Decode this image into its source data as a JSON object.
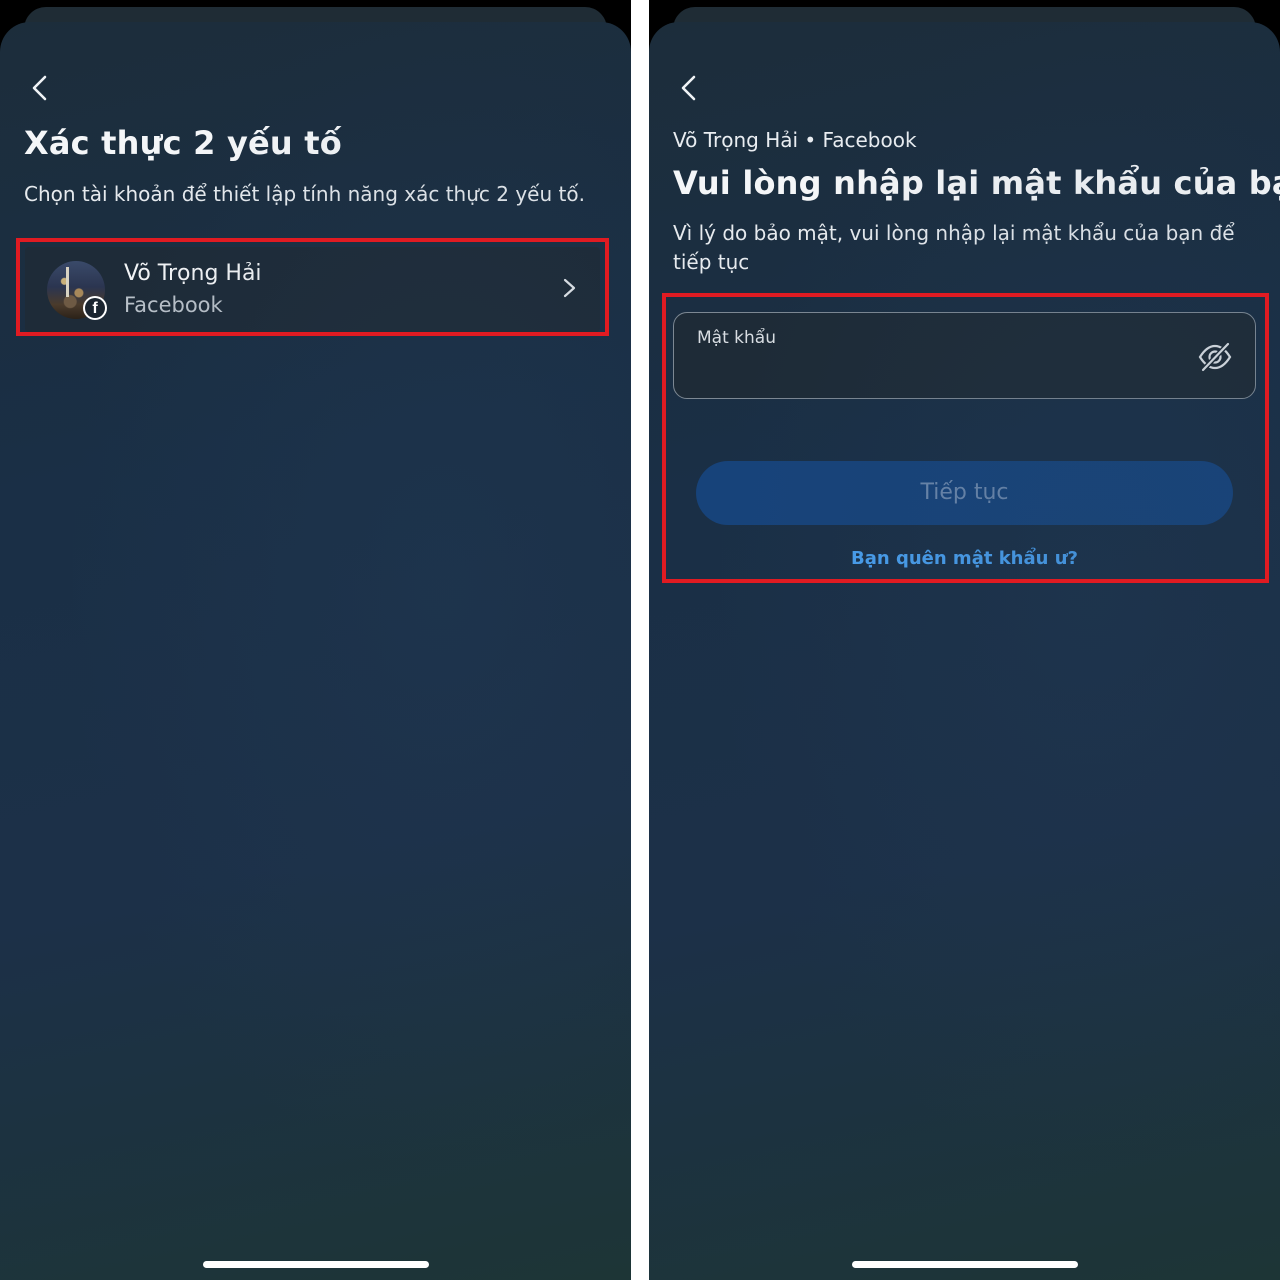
{
  "left_screen": {
    "back_label": "‹",
    "title": "Xác thực 2 yếu tố",
    "subtitle": "Chọn tài khoản để thiết lập tính năng xác thực 2 yếu tố.",
    "account": {
      "name": "Võ Trọng Hải",
      "platform": "Facebook",
      "badge_glyph": "f"
    }
  },
  "right_screen": {
    "breadcrumb": "Võ Trọng Hải • Facebook",
    "title": "Vui lòng nhập lại mật khẩu của bạn",
    "subtitle": "Vì lý do bảo mật, vui lòng nhập lại mật khẩu của bạn để tiếp tục",
    "password_label": "Mật khẩu",
    "password_value": "",
    "continue_label": "Tiếp tục",
    "forgot_label": "Bạn quên mật khẩu ư?"
  },
  "colors": {
    "highlight": "#e01b22",
    "button_fill": "#17437a",
    "link": "#4aa0f0"
  },
  "icons": [
    "back-chevron-icon",
    "chevron-right-icon",
    "facebook-icon",
    "eye-slash-icon"
  ]
}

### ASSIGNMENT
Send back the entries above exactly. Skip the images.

### RESPONSE
Decode this image into its source data as a JSON object.
{
  "left_screen": {
    "back_label": "‹",
    "title": "Xác thực 2 yếu tố",
    "subtitle": "Chọn tài khoản để thiết lập tính năng xác thực 2 yếu tố.",
    "account": {
      "name": "Võ Trọng Hải",
      "platform": "Facebook",
      "badge_glyph": "f"
    }
  },
  "right_screen": {
    "breadcrumb": "Võ Trọng Hải • Facebook",
    "title": "Vui lòng nhập lại mật khẩu của bạn",
    "subtitle": "Vì lý do bảo mật, vui lòng nhập lại mật khẩu của bạn để tiếp tục",
    "password_label": "Mật khẩu",
    "password_value": "",
    "continue_label": "Tiếp tục",
    "forgot_label": "Bạn quên mật khẩu ư?"
  },
  "colors": {
    "highlight": "#e01b22",
    "button_fill": "#17437a",
    "link": "#4aa0f0"
  },
  "icons": [
    "back-chevron-icon",
    "chevron-right-icon",
    "facebook-icon",
    "eye-slash-icon"
  ]
}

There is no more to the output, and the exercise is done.